Diabetes is a type of chronic disease of the endocrine system that occurs when your body becomes unable to regulate your blood glucose or sugar levels. This can happen as a result of your pancreas losing the ability to produce insulin, or when your body can’t use insulin correctly to lower blood sugar.
There are different types of diabetes, but the most common type is type 2 diabetes mellitus. Type 2 diabetes mellitus happens when chronic high blood sugar hinders your cells’ ability to respond to insulin properly. According to the CDC, approximately 90-95% of all cases of diabetes in the United States are caused by type 2 diabetes.
Over time, poorly managed diabetes can affect practically every organ in your body, including your heart, nervous system, kidneys, and blood vessels. Keep reading to learn more about the link between diabetes and cardiovascular disease.
How does diabetes affect your heart?
When you have diabetes, glucose stays in your bloodstream for extended periods of time instead of moving inside the cells so it can be used as an energy source. This free glucose causes damage to different tissues in your body, including your heart and circulatory system.
Diabetes can stiffen the tissues in your heart muscles and blood vessels, which causes damage and can lead to heart failure and fluid retention in the long run.
Having diabetes also increases your risk of developing coronary artery disease prematurely. Coronary artery disease is a condition in which plaque and fatty deposits build up in the arteries that supply blood and oxygen to your heart, which increases your chances of having a heart attack in the future.
Unfortunately, having diabetes and coronary heart disease at the same time also make it more difficult to recover after a heart attack. Patients with diabetes have a higher risk of recurrent heart attacks and sudden cardiac death. This is because diabetes makes it more difficult for the cardiac tissue to heal after a heart attack, which can lead to scarring.
Diabetes also causes nerve damage, which can affect the nerves that control the heart. As a result, patients may not feel the early symptoms of a heart attack, such as chest pain or discomfort.
Cardiovascular risks of diabetes
According to the Mayo Clinic, research has found that people with type 2 diabetes are approximately four times more likely to die from some type of cardiovascular disease. According to the CDC, people with diabetes are also more likely to exhibit other risk factors for heart disease, including:
High blood pressure
High levels of LDL or “bad’ cholesterol
None of these conditions show any symptoms before a complication occurs, which is one of the reasons why it’s so important to get regular checkups with your cardiologist if you have diabetes.

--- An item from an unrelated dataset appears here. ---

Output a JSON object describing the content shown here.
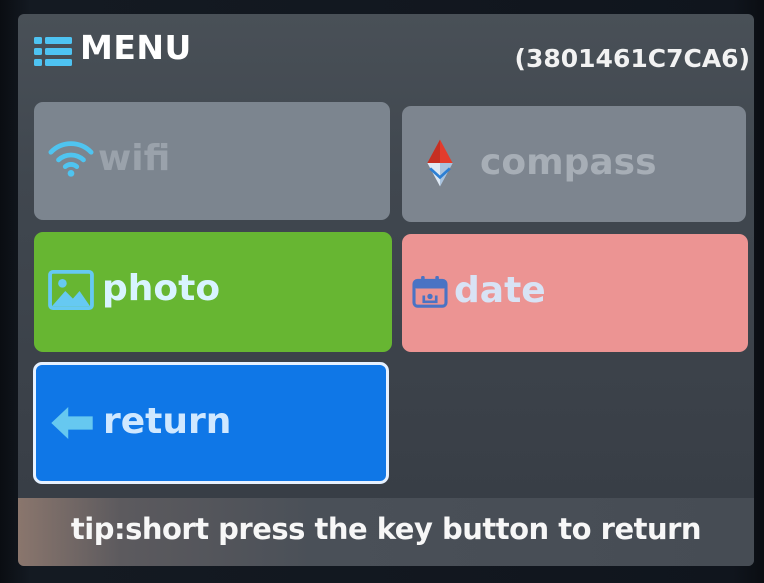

Your doctor can order different tests to check your blood pressure, cholesterol, and triglycerides levels and advise you on how to keep these risk factors in check. You can also order certain heart health tests from home.
Testing for heart disease
If you have diabetes, your doctor could also recommend taking certain tests to determine whether you also have heart disease and to what degree. Some of these tests can include:
Electrocardiogram (ECG or EKG): this test works by measuring your heart electrical currents.
Echocardiogram (cardiac sonogram): this test helps your doctor get a better look at your heart so they can measure the thickness of your cardiac muscles and how well your heart is pumping blood.
Exercise stress test (running on a treadmill): this test allows physicians to measure how your heart functions during exercise.
How to lower the chances of a heart attack if I have diabetes
Fortunately, there are many steps you can take to manage diabetes and heart disease from an early stage.
Leading a healthy lifestyle is one of the most important parts of any diabetes treatment plan. Making healthier choices is also a great way to prevent and manage heart disease. The lifestyle recommendations for both conditions are generally aligned and share many similarities.
If you have diabetes and cardiovascular disease, you should avoid developing any further risk factors for complications, such as:
Leading a sedentary lifestyle and not being active enough
Drinking excessive amounts of alcohol
Being overweight or obese
Eating a diet that’s high in unhealthy fats, salt, and processed sugars
According to the National Institute of Diabetes and Digestive and Kidney Diseases, a simple way to remember the steps you need to take to prevent high blood sugar from causing a heart attack is by managing your diabetes ABCs. This acronym means:
- A is for A1C test
B is for blood pressure
C is for cholesterol
S is for stop smoking
Make sure you’re eating a healthy and balanced diet that includes fruits, vegetables, lean protein, and healthy fats. Additionally, it’s important for patients with diabetes to be active and exercise regularly to prevent complications. Although diabetes is a chronic condition that can’t be cured, it can be managed very successfully through these steps along with medical treatments, such as oral blood sugar medications and insulin.
Type 2 Diabetes - cdc.gov
Mayo Clinic Q and A: How does diabetes affect the heart? - newsnetwork.mayoclinic.org
Diabetes and Your Heart - cdc.gov
Diabetes, Heart Disease, & Stroke - niddk.nih.gov